(Extracted records)

◇ ◇ ◇ ◇

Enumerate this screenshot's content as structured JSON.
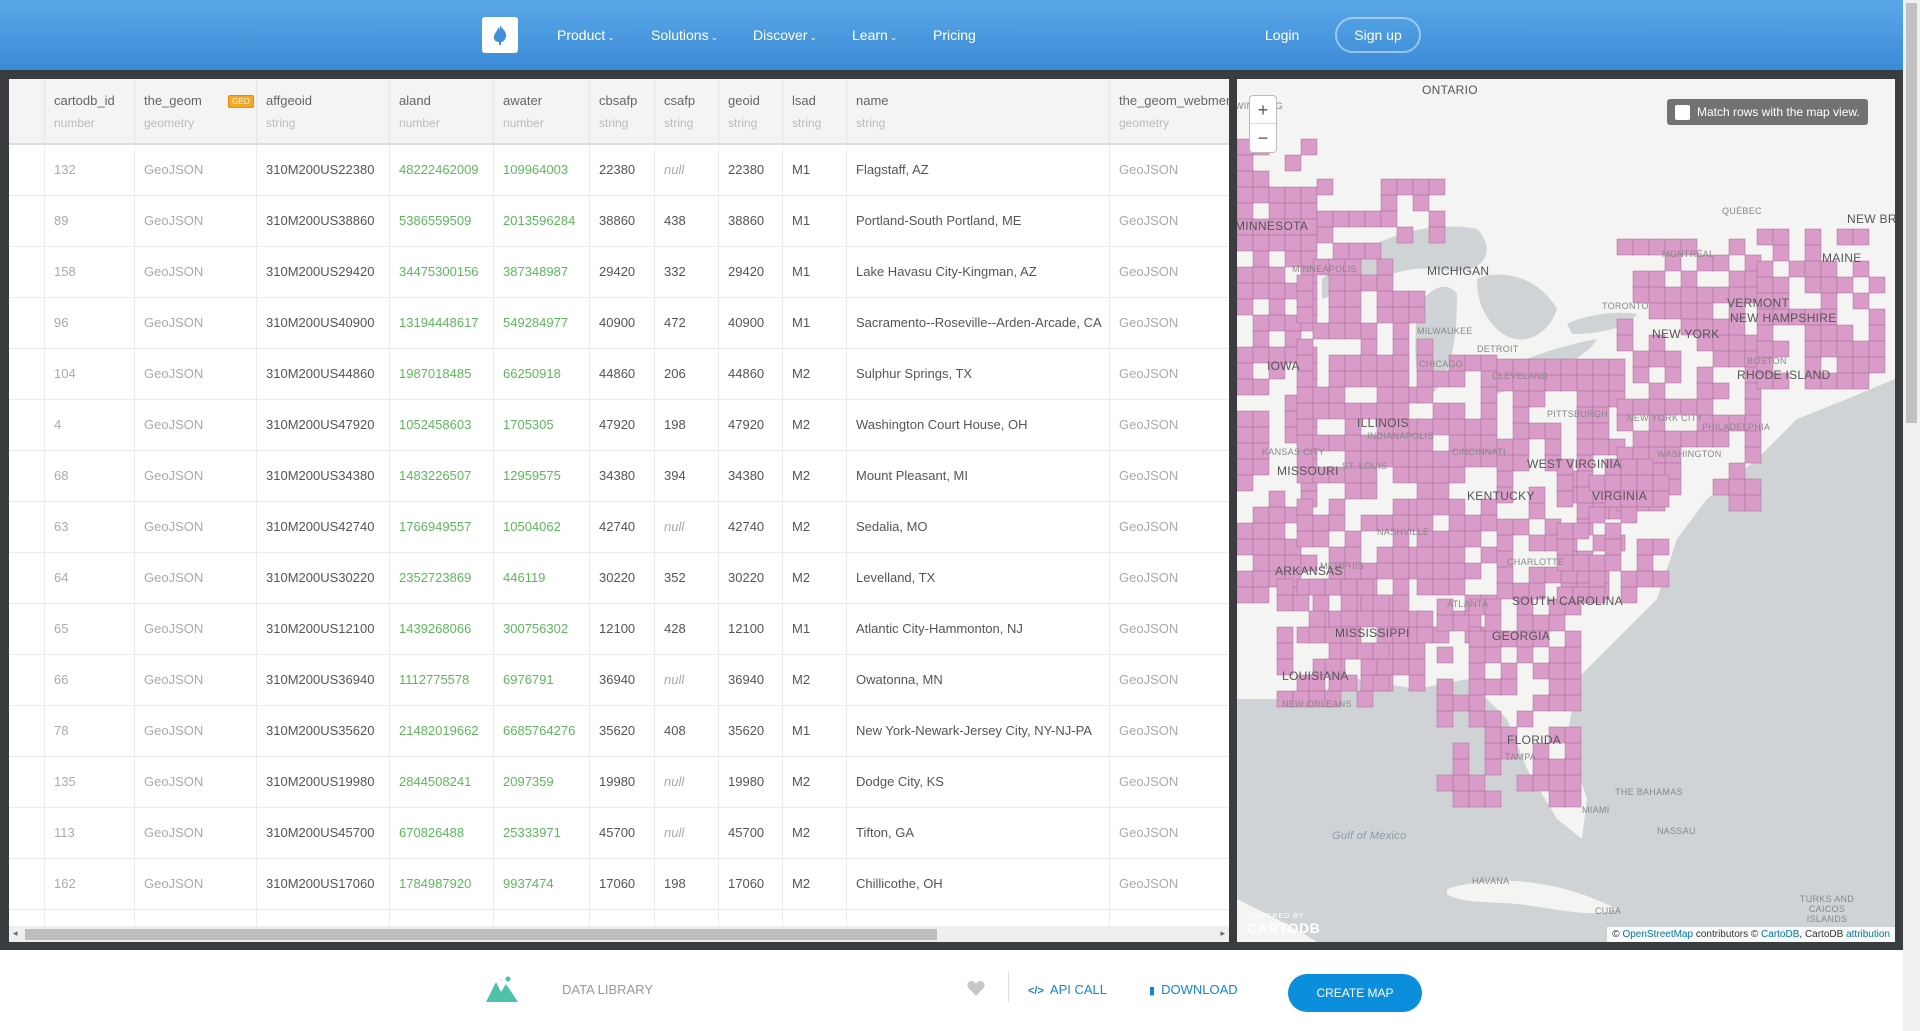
{
  "header": {
    "logo_icon": "cartodb-flame-icon",
    "nav": [
      {
        "label": "Product",
        "dropdown": true
      },
      {
        "label": "Solutions",
        "dropdown": true
      },
      {
        "label": "Discover",
        "dropdown": true
      },
      {
        "label": "Learn",
        "dropdown": true
      },
      {
        "label": "Pricing",
        "dropdown": false
      }
    ],
    "login": "Login",
    "signup": "Sign up",
    "chevron_glyph": "⌄"
  },
  "table": {
    "geo_badge": "GEO",
    "columns": [
      {
        "name": "cartodb_id",
        "type": "number"
      },
      {
        "name": "the_geom",
        "type": "geometry"
      },
      {
        "name": "affgeoid",
        "type": "string"
      },
      {
        "name": "aland",
        "type": "number"
      },
      {
        "name": "awater",
        "type": "number"
      },
      {
        "name": "cbsafp",
        "type": "string"
      },
      {
        "name": "csafp",
        "type": "string"
      },
      {
        "name": "geoid",
        "type": "string"
      },
      {
        "name": "lsad",
        "type": "string"
      },
      {
        "name": "name",
        "type": "string"
      },
      {
        "name": "the_geom_webmercator",
        "type": "geometry"
      }
    ],
    "rows": [
      [
        "132",
        "GeoJSON",
        "310M200US22380",
        "48222462009",
        "109964003",
        "22380",
        "null",
        "22380",
        "M1",
        "Flagstaff, AZ",
        "GeoJSON"
      ],
      [
        "89",
        "GeoJSON",
        "310M200US38860",
        "5386559509",
        "2013596284",
        "38860",
        "438",
        "38860",
        "M1",
        "Portland-South Portland, ME",
        "GeoJSON"
      ],
      [
        "158",
        "GeoJSON",
        "310M200US29420",
        "34475300156",
        "387348987",
        "29420",
        "332",
        "29420",
        "M1",
        "Lake Havasu City-Kingman, AZ",
        "GeoJSON"
      ],
      [
        "96",
        "GeoJSON",
        "310M200US40900",
        "13194448617",
        "549284977",
        "40900",
        "472",
        "40900",
        "M1",
        "Sacramento--Roseville--Arden-Arcade, CA",
        "GeoJSON"
      ],
      [
        "104",
        "GeoJSON",
        "310M200US44860",
        "1987018485",
        "66250918",
        "44860",
        "206",
        "44860",
        "M2",
        "Sulphur Springs, TX",
        "GeoJSON"
      ],
      [
        "4",
        "GeoJSON",
        "310M200US47920",
        "1052458603",
        "1705305",
        "47920",
        "198",
        "47920",
        "M2",
        "Washington Court House, OH",
        "GeoJSON"
      ],
      [
        "68",
        "GeoJSON",
        "310M200US34380",
        "1483226507",
        "12959575",
        "34380",
        "394",
        "34380",
        "M2",
        "Mount Pleasant, MI",
        "GeoJSON"
      ],
      [
        "63",
        "GeoJSON",
        "310M200US42740",
        "1766949557",
        "10504062",
        "42740",
        "null",
        "42740",
        "M2",
        "Sedalia, MO",
        "GeoJSON"
      ],
      [
        "64",
        "GeoJSON",
        "310M200US30220",
        "2352723869",
        "446119",
        "30220",
        "352",
        "30220",
        "M2",
        "Levelland, TX",
        "GeoJSON"
      ],
      [
        "65",
        "GeoJSON",
        "310M200US12100",
        "1439268066",
        "300756302",
        "12100",
        "428",
        "12100",
        "M1",
        "Atlantic City-Hammonton, NJ",
        "GeoJSON"
      ],
      [
        "66",
        "GeoJSON",
        "310M200US36940",
        "1112775578",
        "6976791",
        "36940",
        "null",
        "36940",
        "M2",
        "Owatonna, MN",
        "GeoJSON"
      ],
      [
        "78",
        "GeoJSON",
        "310M200US35620",
        "21482019662",
        "6685764276",
        "35620",
        "408",
        "35620",
        "M1",
        "New York-Newark-Jersey City, NY-NJ-PA",
        "GeoJSON"
      ],
      [
        "135",
        "GeoJSON",
        "310M200US19980",
        "2844508241",
        "2097359",
        "19980",
        "null",
        "19980",
        "M2",
        "Dodge City, KS",
        "GeoJSON"
      ],
      [
        "113",
        "GeoJSON",
        "310M200US45700",
        "670826488",
        "25333971",
        "45700",
        "null",
        "45700",
        "M2",
        "Tifton, GA",
        "GeoJSON"
      ],
      [
        "162",
        "GeoJSON",
        "310M200US17060",
        "1784987920",
        "9937474",
        "17060",
        "198",
        "17060",
        "M2",
        "Chillicothe, OH",
        "GeoJSON"
      ]
    ],
    "scroll_left_glyph": "◂",
    "scroll_right_glyph": "▸"
  },
  "map": {
    "zoom_in": "+",
    "zoom_out": "−",
    "match_rows_label": "Match rows with the map view.",
    "match_rows_checked": false,
    "fill_color": "#d99bc8",
    "labels": [
      {
        "text": "ONTARIO",
        "cls": ""
      },
      {
        "text": "MINNESOTA",
        "cls": ""
      },
      {
        "text": "MINNEAPOLIS",
        "cls": "small"
      },
      {
        "text": "MICHIGAN",
        "cls": ""
      },
      {
        "text": "MILWAUKEE",
        "cls": "small"
      },
      {
        "text": "CHICAGO",
        "cls": "small"
      },
      {
        "text": "DETROIT",
        "cls": "small"
      },
      {
        "text": "CLEVELAND",
        "cls": "small"
      },
      {
        "text": "IOWA",
        "cls": ""
      },
      {
        "text": "ILLINOIS",
        "cls": ""
      },
      {
        "text": "INDIANAPOLIS",
        "cls": "small"
      },
      {
        "text": "KANSAS CITY",
        "cls": "small"
      },
      {
        "text": "MISSOURI",
        "cls": ""
      },
      {
        "text": "ST. LOUIS",
        "cls": "small"
      },
      {
        "text": "PITTSBURGH",
        "cls": "small"
      },
      {
        "text": "CINCINNATI",
        "cls": "small"
      },
      {
        "text": "WEST VIRGINIA",
        "cls": ""
      },
      {
        "text": "KENTUCKY",
        "cls": ""
      },
      {
        "text": "VIRGINIA",
        "cls": ""
      },
      {
        "text": "WASHINGTON",
        "cls": "small"
      },
      {
        "text": "NASHVILLE",
        "cls": "small"
      },
      {
        "text": "MEMPHIS",
        "cls": "small"
      },
      {
        "text": "ARKANSAS",
        "cls": ""
      },
      {
        "text": "CHARLOTTE",
        "cls": "small"
      },
      {
        "text": "ATLANTA",
        "cls": "small"
      },
      {
        "text": "SOUTH CAROLINA",
        "cls": ""
      },
      {
        "text": "MISSISSIPPI",
        "cls": ""
      },
      {
        "text": "GEORGIA",
        "cls": ""
      },
      {
        "text": "LOUISIANA",
        "cls": ""
      },
      {
        "text": "NEW ORLEANS",
        "cls": "small"
      },
      {
        "text": "FLORIDA",
        "cls": ""
      },
      {
        "text": "TAMPA",
        "cls": "small"
      },
      {
        "text": "MIAMI",
        "cls": "small"
      },
      {
        "text": "Gulf of Mexico",
        "cls": "water"
      },
      {
        "text": "THE BAHAMAS",
        "cls": "small"
      },
      {
        "text": "NASSAU",
        "cls": "small"
      },
      {
        "text": "HAVANA",
        "cls": "small"
      },
      {
        "text": "CUBA",
        "cls": "small"
      },
      {
        "text": "TURKS AND CAICOS ISLANDS",
        "cls": "small"
      },
      {
        "text": "QUÉBEC",
        "cls": "small"
      },
      {
        "text": "NEW BR",
        "cls": ""
      },
      {
        "text": "MONTRÉAL",
        "cls": "small"
      },
      {
        "text": "MAINE",
        "cls": ""
      },
      {
        "text": "TORONTO",
        "cls": "small"
      },
      {
        "text": "VERMONT",
        "cls": ""
      },
      {
        "text": "NEW HAMPSHIRE",
        "cls": ""
      },
      {
        "text": "NEW YORK",
        "cls": ""
      },
      {
        "text": "BOSTON",
        "cls": "small"
      },
      {
        "text": "RHODE ISLAND",
        "cls": ""
      },
      {
        "text": "NEW YORK CITY",
        "cls": "small"
      },
      {
        "text": "PHILADELPHIA",
        "cls": "small"
      },
      {
        "text": "WINNIPEG",
        "cls": "small"
      }
    ],
    "powered_by": "POWERED BY",
    "powered_brand": "CARTODB",
    "attribution": {
      "prefix": "©",
      "osm": "OpenStreetMap",
      "contributors": "contributors ©",
      "cartodb": "CartoDB",
      "middle": ", CartoDB",
      "attribution": "attribution"
    }
  },
  "footer": {
    "library_icon": "mountains-icon",
    "library_label": "DATA LIBRARY",
    "like_icon": "heart-icon",
    "api_icon_glyph": "</>",
    "api_label": "API CALL",
    "download_icon_glyph": "▮",
    "download_label": "DOWNLOAD",
    "create_map": "CREATE MAP"
  }
}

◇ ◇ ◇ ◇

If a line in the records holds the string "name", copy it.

Solution for this exercise
        "name": "cartodb_id",
        "name": "the_geom",
        "name": "affgeoid",
        "name": "aland",
        "name": "awater",
        "name": "cbsafp",
        "name": "csafp",
        "name": "geoid",
        "name": "lsad",
        "name": "name",
        "name": "the_geom_webmercator",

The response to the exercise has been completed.